• **DIRECTIONS**
Would you please state how many lines in the entries contain the word "segment"? Only the number should be given.

• **THE INPUT**
================================

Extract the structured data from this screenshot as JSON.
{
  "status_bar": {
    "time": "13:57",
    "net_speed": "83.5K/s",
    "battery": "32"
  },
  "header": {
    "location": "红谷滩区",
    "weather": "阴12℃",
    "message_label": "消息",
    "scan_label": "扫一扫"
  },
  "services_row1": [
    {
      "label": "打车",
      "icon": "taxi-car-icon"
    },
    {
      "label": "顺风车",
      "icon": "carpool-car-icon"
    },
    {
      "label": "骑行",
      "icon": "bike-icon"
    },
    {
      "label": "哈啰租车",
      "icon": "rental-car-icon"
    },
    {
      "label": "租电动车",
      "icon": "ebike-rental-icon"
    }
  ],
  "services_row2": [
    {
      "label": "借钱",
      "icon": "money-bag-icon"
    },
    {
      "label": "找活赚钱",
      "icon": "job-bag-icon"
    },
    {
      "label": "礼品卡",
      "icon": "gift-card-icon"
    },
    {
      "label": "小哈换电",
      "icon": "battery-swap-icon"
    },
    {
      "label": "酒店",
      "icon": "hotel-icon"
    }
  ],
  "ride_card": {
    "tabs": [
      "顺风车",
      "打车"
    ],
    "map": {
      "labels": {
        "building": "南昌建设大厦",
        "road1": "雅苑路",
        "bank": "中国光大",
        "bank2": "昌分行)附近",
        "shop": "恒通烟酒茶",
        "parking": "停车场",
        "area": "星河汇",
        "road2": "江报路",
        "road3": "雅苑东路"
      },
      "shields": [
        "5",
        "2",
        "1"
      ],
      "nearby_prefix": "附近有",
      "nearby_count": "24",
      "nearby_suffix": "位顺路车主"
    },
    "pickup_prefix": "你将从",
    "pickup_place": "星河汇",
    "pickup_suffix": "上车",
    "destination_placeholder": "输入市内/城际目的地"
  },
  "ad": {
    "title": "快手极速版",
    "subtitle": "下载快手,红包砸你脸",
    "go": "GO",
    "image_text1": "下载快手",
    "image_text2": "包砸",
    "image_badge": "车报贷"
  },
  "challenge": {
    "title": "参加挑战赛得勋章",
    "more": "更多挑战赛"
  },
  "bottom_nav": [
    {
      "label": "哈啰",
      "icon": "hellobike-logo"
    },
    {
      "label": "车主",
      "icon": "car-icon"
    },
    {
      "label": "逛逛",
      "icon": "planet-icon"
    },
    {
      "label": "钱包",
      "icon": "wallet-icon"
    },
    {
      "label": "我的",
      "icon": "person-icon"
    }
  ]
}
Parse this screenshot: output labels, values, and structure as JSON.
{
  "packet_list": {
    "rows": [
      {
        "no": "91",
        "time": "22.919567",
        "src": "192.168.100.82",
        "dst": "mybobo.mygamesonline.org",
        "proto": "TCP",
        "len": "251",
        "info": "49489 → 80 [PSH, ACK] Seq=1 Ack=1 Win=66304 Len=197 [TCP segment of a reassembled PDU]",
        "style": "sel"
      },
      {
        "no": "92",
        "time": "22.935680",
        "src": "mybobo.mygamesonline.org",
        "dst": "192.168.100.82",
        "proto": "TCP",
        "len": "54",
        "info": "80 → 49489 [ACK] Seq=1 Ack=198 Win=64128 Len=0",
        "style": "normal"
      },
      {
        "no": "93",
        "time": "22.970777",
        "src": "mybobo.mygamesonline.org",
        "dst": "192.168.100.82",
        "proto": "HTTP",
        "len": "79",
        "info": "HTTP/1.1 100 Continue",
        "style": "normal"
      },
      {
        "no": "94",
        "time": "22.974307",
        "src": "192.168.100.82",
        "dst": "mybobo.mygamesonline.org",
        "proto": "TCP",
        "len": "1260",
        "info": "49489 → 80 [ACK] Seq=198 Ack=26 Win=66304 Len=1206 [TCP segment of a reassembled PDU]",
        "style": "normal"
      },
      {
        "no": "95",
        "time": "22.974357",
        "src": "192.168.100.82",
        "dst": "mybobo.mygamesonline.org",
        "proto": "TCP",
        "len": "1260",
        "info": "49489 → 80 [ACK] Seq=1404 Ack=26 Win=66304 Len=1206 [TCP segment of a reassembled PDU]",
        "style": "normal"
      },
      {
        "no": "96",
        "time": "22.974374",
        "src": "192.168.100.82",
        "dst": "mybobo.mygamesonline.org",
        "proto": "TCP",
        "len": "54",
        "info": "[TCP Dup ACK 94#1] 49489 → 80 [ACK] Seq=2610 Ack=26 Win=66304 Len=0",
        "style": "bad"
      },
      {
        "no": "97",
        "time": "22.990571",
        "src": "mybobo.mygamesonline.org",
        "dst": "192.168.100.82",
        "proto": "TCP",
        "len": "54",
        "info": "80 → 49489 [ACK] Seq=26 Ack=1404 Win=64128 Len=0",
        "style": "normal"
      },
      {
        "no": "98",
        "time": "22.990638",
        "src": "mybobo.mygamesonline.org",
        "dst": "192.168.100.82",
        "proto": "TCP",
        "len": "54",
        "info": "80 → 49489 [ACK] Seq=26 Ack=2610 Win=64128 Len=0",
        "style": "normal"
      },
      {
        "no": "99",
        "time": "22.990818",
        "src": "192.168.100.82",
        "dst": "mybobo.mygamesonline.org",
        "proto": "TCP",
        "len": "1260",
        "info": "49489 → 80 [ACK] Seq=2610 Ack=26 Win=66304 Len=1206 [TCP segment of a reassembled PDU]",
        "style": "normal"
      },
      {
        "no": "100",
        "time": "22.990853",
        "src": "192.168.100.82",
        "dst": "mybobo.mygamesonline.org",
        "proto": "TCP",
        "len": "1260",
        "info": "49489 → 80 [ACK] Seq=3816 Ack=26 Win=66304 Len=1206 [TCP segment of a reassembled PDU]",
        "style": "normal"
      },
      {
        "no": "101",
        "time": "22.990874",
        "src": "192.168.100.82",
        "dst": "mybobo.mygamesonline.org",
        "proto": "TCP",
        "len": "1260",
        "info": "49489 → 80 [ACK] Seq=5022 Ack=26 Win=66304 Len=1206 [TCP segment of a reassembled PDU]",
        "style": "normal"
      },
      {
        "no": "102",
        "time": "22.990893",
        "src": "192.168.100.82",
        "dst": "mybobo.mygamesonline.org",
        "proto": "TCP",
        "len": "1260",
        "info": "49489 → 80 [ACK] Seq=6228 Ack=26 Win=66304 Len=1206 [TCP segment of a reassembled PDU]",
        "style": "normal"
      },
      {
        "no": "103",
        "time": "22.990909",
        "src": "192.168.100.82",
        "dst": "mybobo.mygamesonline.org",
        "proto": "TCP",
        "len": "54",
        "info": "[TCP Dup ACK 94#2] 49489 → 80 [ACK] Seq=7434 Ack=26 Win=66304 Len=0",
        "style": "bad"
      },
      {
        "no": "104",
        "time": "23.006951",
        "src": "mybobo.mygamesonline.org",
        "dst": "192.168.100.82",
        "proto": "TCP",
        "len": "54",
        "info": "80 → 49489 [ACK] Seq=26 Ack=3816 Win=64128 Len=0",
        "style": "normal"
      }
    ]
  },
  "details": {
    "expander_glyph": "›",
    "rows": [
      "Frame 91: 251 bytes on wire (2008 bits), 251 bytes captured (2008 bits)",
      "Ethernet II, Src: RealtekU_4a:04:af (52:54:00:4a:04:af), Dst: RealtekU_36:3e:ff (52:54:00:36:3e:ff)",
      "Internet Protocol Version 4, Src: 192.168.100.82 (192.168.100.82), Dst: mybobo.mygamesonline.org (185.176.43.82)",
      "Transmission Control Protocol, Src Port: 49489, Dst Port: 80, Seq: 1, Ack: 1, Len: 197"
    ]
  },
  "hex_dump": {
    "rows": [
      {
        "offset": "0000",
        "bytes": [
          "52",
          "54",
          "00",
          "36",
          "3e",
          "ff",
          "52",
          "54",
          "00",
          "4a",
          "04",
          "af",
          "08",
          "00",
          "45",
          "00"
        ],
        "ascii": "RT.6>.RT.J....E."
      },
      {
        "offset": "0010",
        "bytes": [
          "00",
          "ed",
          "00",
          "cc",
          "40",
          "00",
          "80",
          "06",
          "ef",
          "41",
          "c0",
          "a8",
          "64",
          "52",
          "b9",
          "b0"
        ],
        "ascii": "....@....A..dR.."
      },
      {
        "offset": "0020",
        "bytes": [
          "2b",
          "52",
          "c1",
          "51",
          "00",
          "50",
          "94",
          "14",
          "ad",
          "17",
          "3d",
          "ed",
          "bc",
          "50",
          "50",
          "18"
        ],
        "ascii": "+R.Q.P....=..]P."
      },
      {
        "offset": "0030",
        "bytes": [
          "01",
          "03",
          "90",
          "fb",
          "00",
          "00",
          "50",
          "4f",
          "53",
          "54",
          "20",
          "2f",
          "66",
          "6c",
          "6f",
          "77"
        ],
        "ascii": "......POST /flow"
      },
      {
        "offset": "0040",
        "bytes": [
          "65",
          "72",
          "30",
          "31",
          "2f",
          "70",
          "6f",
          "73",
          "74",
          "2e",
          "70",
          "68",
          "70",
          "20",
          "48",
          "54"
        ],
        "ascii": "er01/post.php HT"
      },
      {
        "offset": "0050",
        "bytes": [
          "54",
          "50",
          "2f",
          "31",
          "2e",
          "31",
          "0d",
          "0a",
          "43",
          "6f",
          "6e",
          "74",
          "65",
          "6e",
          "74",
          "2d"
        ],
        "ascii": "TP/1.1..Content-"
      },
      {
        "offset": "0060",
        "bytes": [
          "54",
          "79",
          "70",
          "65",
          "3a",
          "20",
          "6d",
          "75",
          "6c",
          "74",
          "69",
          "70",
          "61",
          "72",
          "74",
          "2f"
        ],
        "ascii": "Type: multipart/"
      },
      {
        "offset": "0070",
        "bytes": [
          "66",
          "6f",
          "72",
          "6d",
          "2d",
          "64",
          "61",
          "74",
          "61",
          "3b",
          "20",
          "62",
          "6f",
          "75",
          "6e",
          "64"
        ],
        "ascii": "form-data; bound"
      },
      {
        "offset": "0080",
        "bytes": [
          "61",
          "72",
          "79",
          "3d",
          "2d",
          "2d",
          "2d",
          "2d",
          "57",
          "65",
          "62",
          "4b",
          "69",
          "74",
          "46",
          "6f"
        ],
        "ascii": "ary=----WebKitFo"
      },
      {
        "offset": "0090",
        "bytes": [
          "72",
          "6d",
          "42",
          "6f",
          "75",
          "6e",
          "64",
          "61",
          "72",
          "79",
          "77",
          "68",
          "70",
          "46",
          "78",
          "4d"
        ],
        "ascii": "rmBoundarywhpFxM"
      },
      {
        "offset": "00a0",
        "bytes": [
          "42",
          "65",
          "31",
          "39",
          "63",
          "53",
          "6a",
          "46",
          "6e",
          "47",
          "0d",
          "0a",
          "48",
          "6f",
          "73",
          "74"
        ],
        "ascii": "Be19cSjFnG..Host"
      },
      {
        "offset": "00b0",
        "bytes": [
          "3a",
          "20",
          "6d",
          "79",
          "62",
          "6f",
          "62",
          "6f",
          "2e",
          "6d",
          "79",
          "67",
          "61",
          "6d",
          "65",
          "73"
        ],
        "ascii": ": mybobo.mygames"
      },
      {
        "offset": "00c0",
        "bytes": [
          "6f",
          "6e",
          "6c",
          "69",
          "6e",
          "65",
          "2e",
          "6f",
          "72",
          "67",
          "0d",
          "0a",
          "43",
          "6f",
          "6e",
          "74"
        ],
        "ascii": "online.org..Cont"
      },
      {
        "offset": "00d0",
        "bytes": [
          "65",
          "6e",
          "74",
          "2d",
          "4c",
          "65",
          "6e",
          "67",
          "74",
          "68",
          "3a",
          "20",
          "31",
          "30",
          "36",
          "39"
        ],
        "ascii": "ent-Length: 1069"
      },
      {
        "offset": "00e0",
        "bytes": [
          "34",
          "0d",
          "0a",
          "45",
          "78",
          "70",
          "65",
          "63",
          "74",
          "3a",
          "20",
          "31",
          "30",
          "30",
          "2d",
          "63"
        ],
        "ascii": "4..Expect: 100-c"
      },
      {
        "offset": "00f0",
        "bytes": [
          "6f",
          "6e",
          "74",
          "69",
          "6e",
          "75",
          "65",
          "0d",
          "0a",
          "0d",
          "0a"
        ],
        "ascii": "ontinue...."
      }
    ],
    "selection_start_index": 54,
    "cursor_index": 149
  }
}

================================

• **RESPONSE BOX**
7